    I use Capture NX2 for Nikon raw processing for this reason.
    I use CS-6 and ACR for Leica and Fuji raw, and Adobes color mapping of those sensors is close enough for non-critical looks but not nearly as good Nikon / NX2.

    Users in the Leica community have posted acr profiles or m9 / m8 which help.

    Unless somebody can provide one, you will have use adobes profiling tool and build a profile.

    In all other respects NX2 is not as good as CS-6 and ACR, but this one maters to me.

    regards ... H
    D810, D3x, 14-24/2.8, 50/1.4D, 24-70/2.8, 24-120/4 VR, 70-200/2.8 VR1, 80-400 G, 200-400/4 VR1, 400/2.8 ED VR G, 105/2 DC, 17-55/2.8.
    Nikon N90s, F100, F, lots of Leica M digital and film stuff.

  • AdeAde Posts: 1,071Member
    edited October 2013

    Here's an example: I have a shot of a white+18%gray+black card. When I auto-adjust on the 18% gray, I get RGBL all set to 125 (as indicated by color values in loupe). However, white ends up at RGBL of 196+191+255+196 and black ends up at RGBL of 25+26+25+26. Needless to say, the image has a blue cast and black is muddy.
    Just thinking out loud here.

    I think you may have two separate issues. First, the gray RGB level at 125, 125, 125 and black at 25,26,25 suggest a slight overexposure.

    Second, "white" paper stock and white fabric are often produced with generous amounts of optical brighteners. These brighteners fluoresce under UV light (including UV from sunshine or a camera flash) to produce a bluish tint. Some camera flashes output more UV light than others, and some types of white paper have lots of brighteners in them.

    The combination of the slight overexposure, and the effect of the optical brighteners, could cause a white card to turn bluish.

    Still, the RGB value of 196,191,255 is really extreme for this scenario (the blue channel is completely blown) so maybe the problem is elsewhere. Some older Nikons (like the D1) were very sensitive to UV to the point of needing a UV filter in some situations.

    You could try to test by finding a white paper formulated without optical brighteners, and/or using a different light source (with low UV output).
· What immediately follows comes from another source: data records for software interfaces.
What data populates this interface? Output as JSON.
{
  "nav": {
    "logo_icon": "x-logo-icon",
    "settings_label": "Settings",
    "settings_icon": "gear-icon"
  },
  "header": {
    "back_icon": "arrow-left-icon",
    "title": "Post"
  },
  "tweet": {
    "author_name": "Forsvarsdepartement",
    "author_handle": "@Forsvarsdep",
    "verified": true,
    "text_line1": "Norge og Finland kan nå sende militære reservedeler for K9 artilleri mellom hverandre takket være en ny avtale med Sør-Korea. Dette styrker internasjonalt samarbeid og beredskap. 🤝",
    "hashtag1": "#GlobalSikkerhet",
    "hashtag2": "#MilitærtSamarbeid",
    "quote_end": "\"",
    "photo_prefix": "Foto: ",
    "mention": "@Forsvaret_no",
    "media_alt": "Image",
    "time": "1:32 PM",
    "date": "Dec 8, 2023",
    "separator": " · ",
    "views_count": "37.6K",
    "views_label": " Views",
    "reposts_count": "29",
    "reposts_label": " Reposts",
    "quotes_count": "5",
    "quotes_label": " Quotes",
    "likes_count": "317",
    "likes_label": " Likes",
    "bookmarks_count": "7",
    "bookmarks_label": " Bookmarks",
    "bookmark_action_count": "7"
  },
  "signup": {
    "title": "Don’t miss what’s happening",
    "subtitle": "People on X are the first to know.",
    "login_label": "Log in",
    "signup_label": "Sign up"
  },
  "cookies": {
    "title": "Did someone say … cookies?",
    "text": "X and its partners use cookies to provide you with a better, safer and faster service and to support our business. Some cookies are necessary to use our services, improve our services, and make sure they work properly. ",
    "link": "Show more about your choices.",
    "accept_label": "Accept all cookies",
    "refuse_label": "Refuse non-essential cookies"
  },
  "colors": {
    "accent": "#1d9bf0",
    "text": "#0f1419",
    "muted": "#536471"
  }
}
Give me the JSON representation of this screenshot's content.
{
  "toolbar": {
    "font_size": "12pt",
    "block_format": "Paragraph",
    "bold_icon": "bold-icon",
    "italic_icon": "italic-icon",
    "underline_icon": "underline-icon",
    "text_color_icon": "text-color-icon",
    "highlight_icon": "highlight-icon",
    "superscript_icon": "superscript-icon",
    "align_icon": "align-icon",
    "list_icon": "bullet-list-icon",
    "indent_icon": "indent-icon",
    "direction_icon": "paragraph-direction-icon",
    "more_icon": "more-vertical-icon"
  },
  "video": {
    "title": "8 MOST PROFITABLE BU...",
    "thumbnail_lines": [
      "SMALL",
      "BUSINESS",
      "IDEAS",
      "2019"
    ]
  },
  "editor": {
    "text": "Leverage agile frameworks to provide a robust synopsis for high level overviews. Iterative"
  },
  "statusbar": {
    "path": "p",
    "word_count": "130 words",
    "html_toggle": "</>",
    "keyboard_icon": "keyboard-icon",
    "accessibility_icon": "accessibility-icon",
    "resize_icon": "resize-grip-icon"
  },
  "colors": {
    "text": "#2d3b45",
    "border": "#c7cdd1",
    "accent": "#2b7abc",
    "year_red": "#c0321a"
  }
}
    (Good gray cards are produced on special paper without brighteners. White fabric, on the opposite end, often get lots of brighteners from common laundry detergents.)
    Post edited by Ade on
Sign In or Register to comment.